------ Exercise inputs

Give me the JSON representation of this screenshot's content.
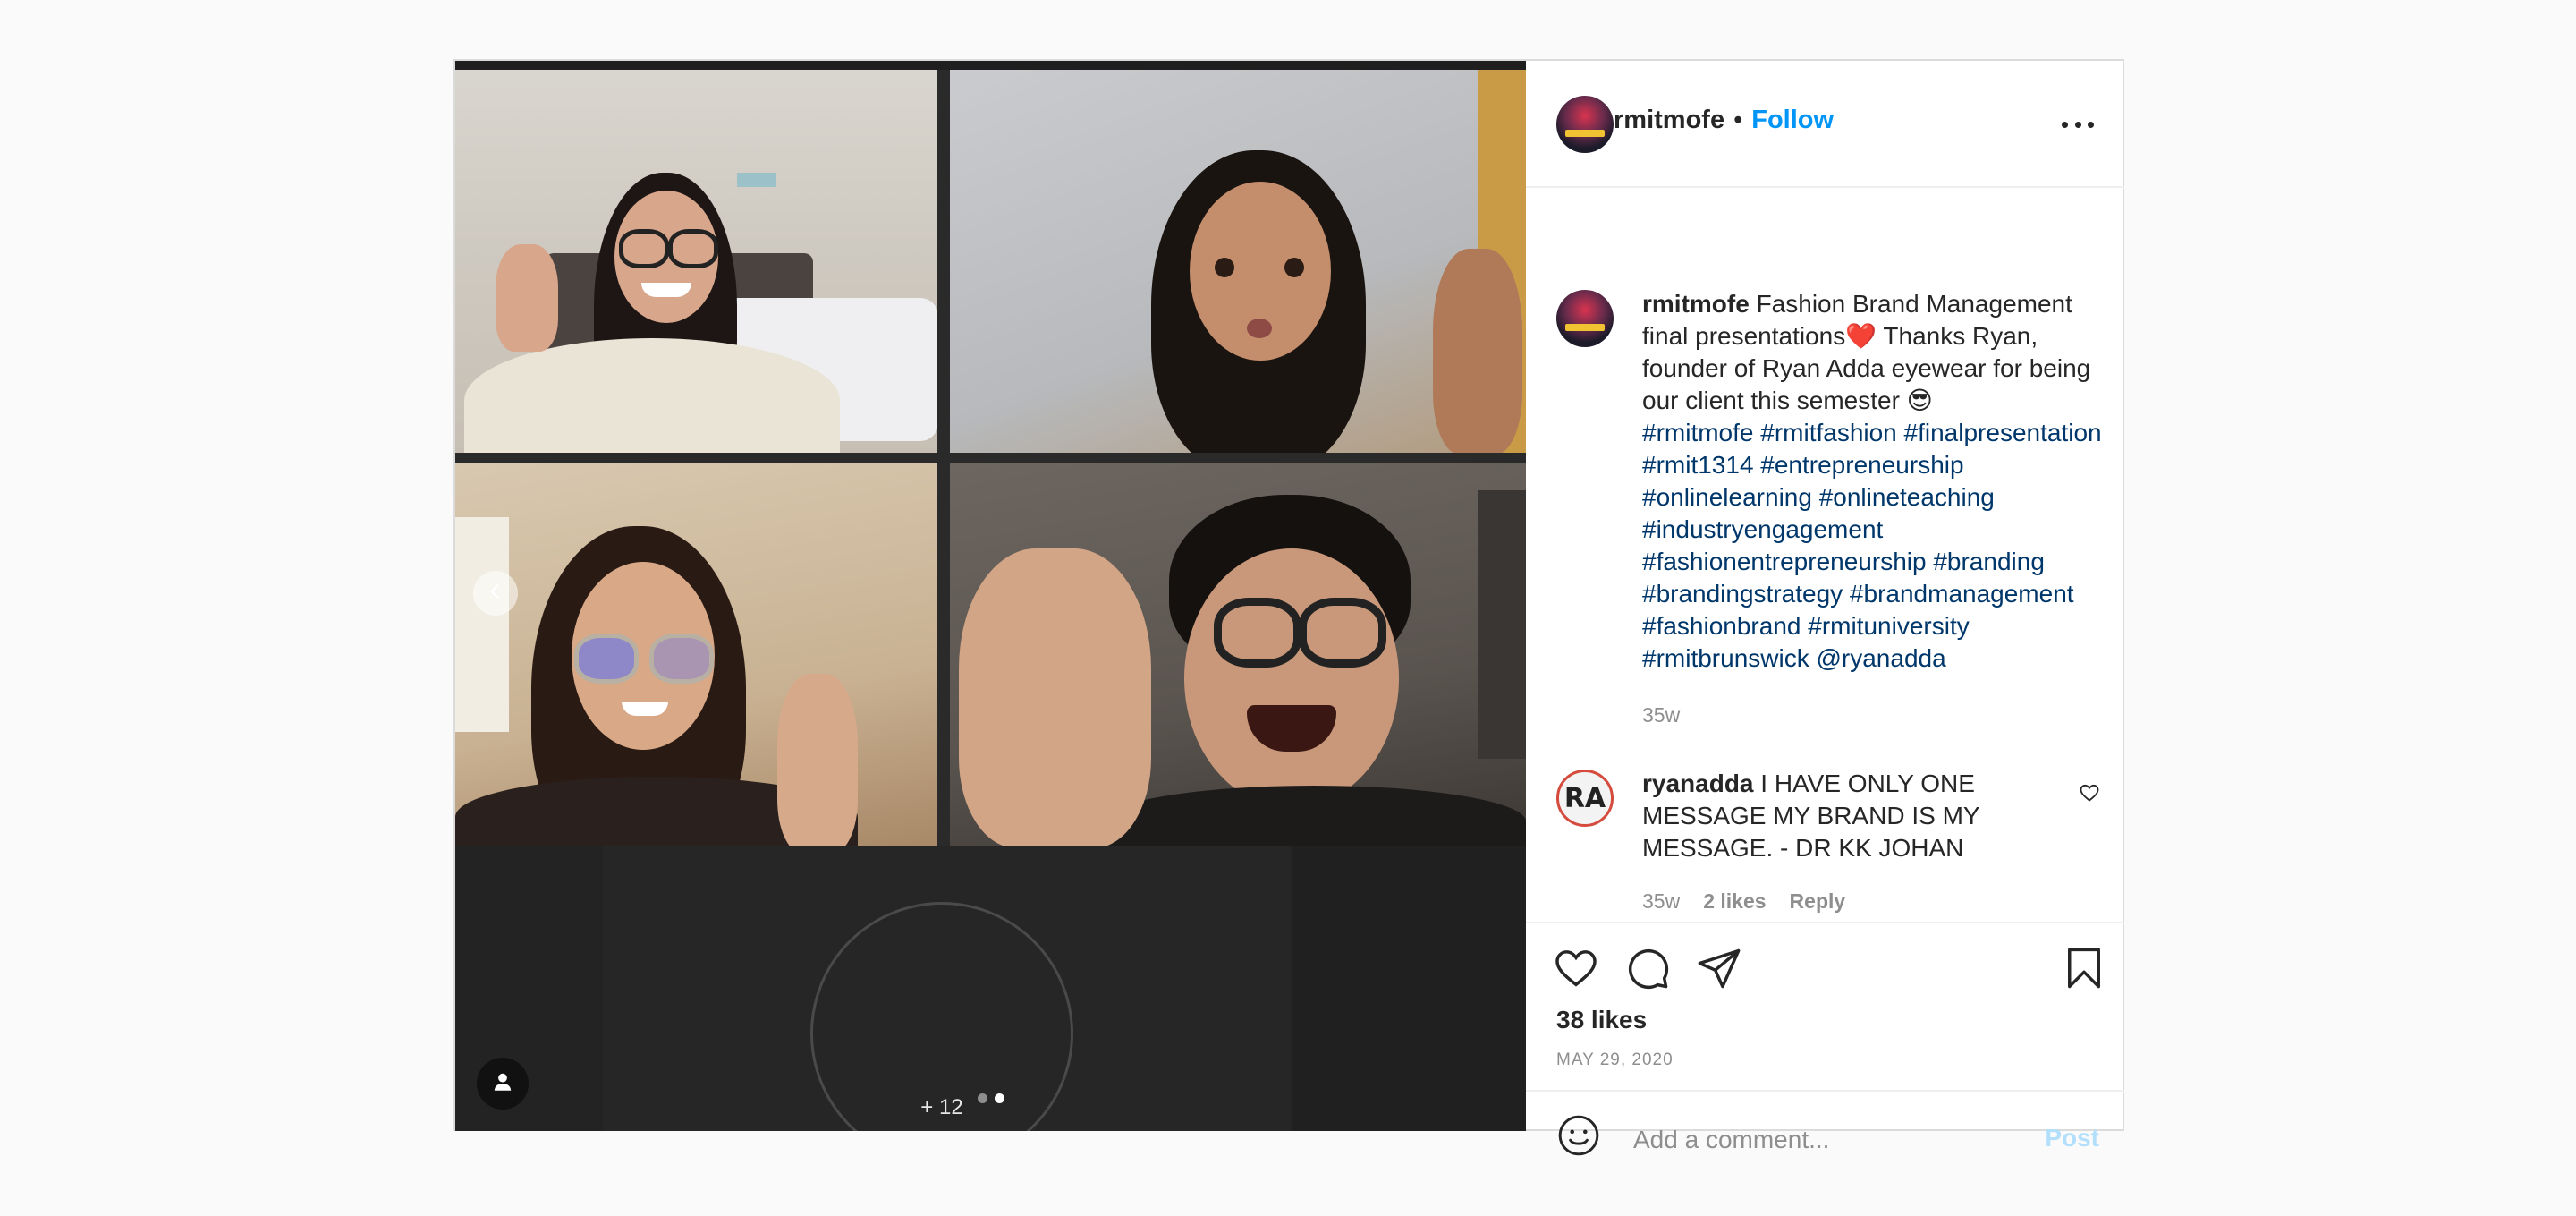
{
  "post": {
    "username": "rmitmofe",
    "separator": "•",
    "follow_label": "Follow",
    "more_options_icon": "more-horizontal-icon"
  },
  "media": {
    "more_participants": "+ 12",
    "carousel_total": 2,
    "carousel_active": 2,
    "prev_icon": "chevron-left-icon",
    "tag_icon": "user-tag-icon"
  },
  "caption": {
    "username": "rmitmofe",
    "text_part1": " Fashion Brand Management final presentations",
    "emoji_heart": "❤️",
    "text_part2": " Thanks Ryan, founder of Ryan Adda eyewear for being our client this semester ",
    "emoji_sunglasses": "😎",
    "hashtags": "#rmitmofe #rmitfashion #finalpresentation #rmit1314 #entrepreneurship #onlinelearning #onlineteaching #industryengagement #fashionentrepreneurship #branding #brandingstrategy #brandmanagement #fashionbrand #rmituniversity #rmitbrunswick @ryanadda",
    "time": "35w"
  },
  "comment": {
    "avatar_text": "RA",
    "username": "ryanadda",
    "text": " I HAVE ONLY ONE MESSAGE MY BRAND IS MY MESSAGE. - DR KK JOHAN",
    "time": "35w",
    "likes": "2 likes",
    "reply_label": "Reply"
  },
  "actions": {
    "likes": "38 likes",
    "date": "MAY 29, 2020"
  },
  "add_comment": {
    "placeholder": "Add a comment...",
    "post_label": "Post"
  },
  "colors": {
    "link": "#0095f6",
    "hashtag": "#00376b",
    "post_disabled": "#b2dffc"
  }
}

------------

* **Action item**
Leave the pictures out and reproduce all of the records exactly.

* **Response for this exercise**
Give me the JSON representation of this screenshot's content.
{
  "post": {
    "username": "rmitmofe",
    "separator": "•",
    "follow_label": "Follow",
    "more_options_icon": "more-horizontal-icon"
  },
  "media": {
    "more_participants": "+ 12",
    "carousel_total": 2,
    "carousel_active": 2,
    "prev_icon": "chevron-left-icon",
    "tag_icon": "user-tag-icon"
  },
  "caption": {
    "username": "rmitmofe",
    "text_part1": " Fashion Brand Management final presentations",
    "emoji_heart": "❤️",
    "text_part2": " Thanks Ryan, founder of Ryan Adda eyewear for being our client this semester ",
    "emoji_sunglasses": "😎",
    "hashtags": "#rmitmofe #rmitfashion #finalpresentation #rmit1314 #entrepreneurship #onlinelearning #onlineteaching #industryengagement #fashionentrepreneurship #branding #brandingstrategy #brandmanagement #fashionbrand #rmituniversity #rmitbrunswick @ryanadda",
    "time": "35w"
  },
  "comment": {
    "avatar_text": "RA",
    "username": "ryanadda",
    "text": " I HAVE ONLY ONE MESSAGE MY BRAND IS MY MESSAGE. - DR KK JOHAN",
    "time": "35w",
    "likes": "2 likes",
    "reply_label": "Reply"
  },
  "actions": {
    "likes": "38 likes",
    "date": "MAY 29, 2020"
  },
  "add_comment": {
    "placeholder": "Add a comment...",
    "post_label": "Post"
  },
  "colors": {
    "link": "#0095f6",
    "hashtag": "#00376b",
    "post_disabled": "#b2dffc"
  }
}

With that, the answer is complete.